Check each line of the material for the string "RESULTS", and copy the lines that have it.

#####

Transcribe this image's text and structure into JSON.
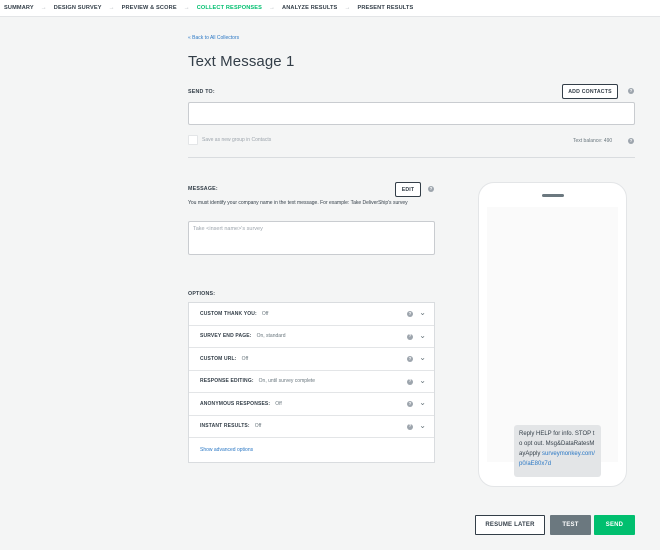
{
  "nav": {
    "steps": [
      "SUMMARY",
      "DESIGN SURVEY",
      "PREVIEW & SCORE",
      "COLLECT RESPONSES",
      "ANALYZE RESULTS",
      "PRESENT RESULTS"
    ],
    "active_index": 3,
    "separator": "→"
  },
  "header": {
    "back_link": "« Back to All Collectors",
    "title": "Text Message 1"
  },
  "send_to": {
    "label": "SEND TO:",
    "add_contacts": "ADD CONTACTS",
    "input_value": "",
    "save_group_label": "Save as new group in Contacts",
    "text_balance": "Text balance: 490"
  },
  "message": {
    "label": "MESSAGE:",
    "edit": "EDIT",
    "hint": "You must identify your company name in the text message. For example: Take DeliverShip's survey",
    "placeholder": "Take <insert name>'s survey"
  },
  "options": {
    "label": "OPTIONS:",
    "rows": [
      {
        "name": "CUSTOM THANK YOU:",
        "value": "Off"
      },
      {
        "name": "SURVEY END PAGE:",
        "value": "On, standard"
      },
      {
        "name": "CUSTOM URL:",
        "value": "Off"
      },
      {
        "name": "RESPONSE EDITING:",
        "value": "On, until survey complete"
      },
      {
        "name": "ANONYMOUS RESPONSES:",
        "value": "Off"
      },
      {
        "name": "INSTANT RESULTS:",
        "value": "Off"
      }
    ],
    "advanced": "Show advanced options"
  },
  "preview": {
    "text": "Reply HELP for info. STOP to opt out. Msg&DataRatesMayApply",
    "link": "surveymonkey.com/p0/aE80x7d"
  },
  "actions": {
    "resume": "RESUME LATER",
    "test": "TEST",
    "send": "SEND"
  },
  "colors": {
    "accent_green": "#00bf6f",
    "link_blue": "#2b78c5",
    "dark_text": "#333e48",
    "test_button": "#6b787f"
  },
  "icons": {
    "help": "help-icon",
    "chevron": "chevron-down-icon"
  }
}
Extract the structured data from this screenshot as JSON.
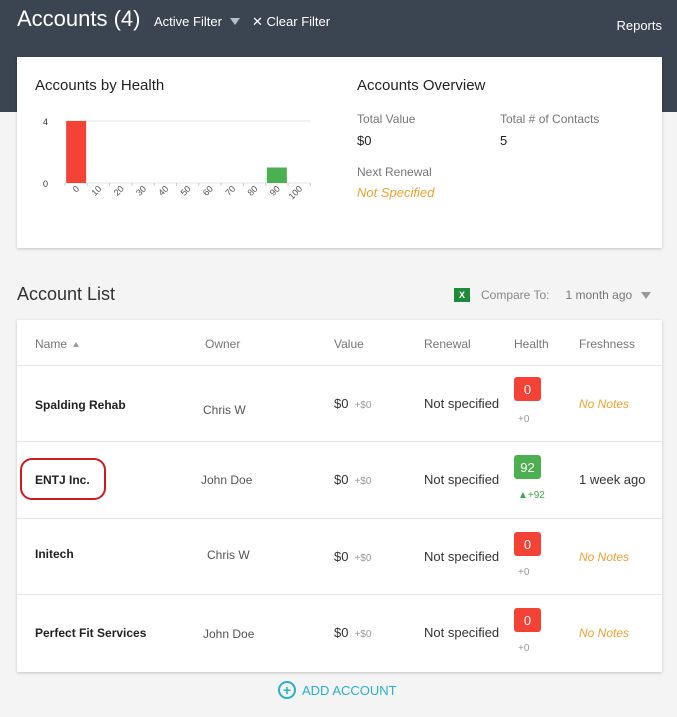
{
  "header": {
    "title": "Accounts (4)",
    "filter_label": "Active Filter",
    "clear_filter_label": "Clear Filter",
    "reports_label": "Reports"
  },
  "health_card": {
    "title": "Accounts by Health"
  },
  "chart_data": {
    "type": "bar",
    "title": "Accounts by Health",
    "categories": [
      "0",
      "10",
      "20",
      "30",
      "40",
      "50",
      "60",
      "70",
      "80",
      "90",
      "100"
    ],
    "values": [
      4,
      0,
      0,
      0,
      0,
      0,
      0,
      0,
      0,
      1,
      0
    ],
    "bar_colors": [
      "#f44336",
      "",
      "",
      "",
      "",
      "",
      "",
      "",
      "",
      "#4caf50",
      ""
    ],
    "y_ticks": [
      "4",
      "0"
    ],
    "ylim": [
      0,
      4
    ],
    "grid": true
  },
  "overview": {
    "title": "Accounts Overview",
    "total_value_label": "Total Value",
    "total_value": "$0",
    "contacts_label": "Total # of Contacts",
    "contacts_value": "5",
    "next_renewal_label": "Next Renewal",
    "next_renewal_value": "Not Specified"
  },
  "list": {
    "title": "Account List",
    "excel_icon_text": "X",
    "compare_label": "Compare To:",
    "compare_value": "1 month ago",
    "columns": [
      "Name",
      "Owner",
      "Value",
      "Renewal",
      "Health",
      "Freshness"
    ],
    "rows": [
      {
        "name": "Spalding Rehab",
        "owner": "Chris W",
        "value": "$0",
        "value_delta": "+$0",
        "renewal": "Not specified",
        "health": "0",
        "health_delta": "+0",
        "freshness": "No Notes"
      },
      {
        "name": "ENTJ Inc.",
        "owner": "John Doe",
        "value": "$0",
        "value_delta": "+$0",
        "renewal": "Not specified",
        "health": "92",
        "health_delta": "+92",
        "freshness": "1 week ago"
      },
      {
        "name": "Initech",
        "owner": "Chris W",
        "value": "$0",
        "value_delta": "+$0",
        "renewal": "Not specified",
        "health": "0",
        "health_delta": "+0",
        "freshness": "No Notes"
      },
      {
        "name": "Perfect Fit Services",
        "owner": "John Doe",
        "value": "$0",
        "value_delta": "+$0",
        "renewal": "Not specified",
        "health": "0",
        "health_delta": "+0",
        "freshness": "No Notes"
      }
    ],
    "add_label": "ADD ACCOUNT"
  },
  "colors": {
    "header_bg": "#3b4552",
    "health_bad": "#f44336",
    "health_good": "#4caf50",
    "warning_text": "#f0a030",
    "accent": "#2ab1c7",
    "annotation": "#d01820"
  }
}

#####

__RESULT OF THIS EXERCISE__.
      "ANALYZE RESULTS",
      "PRESENT RESULTS"
        "name": "INSTANT RESULTS:",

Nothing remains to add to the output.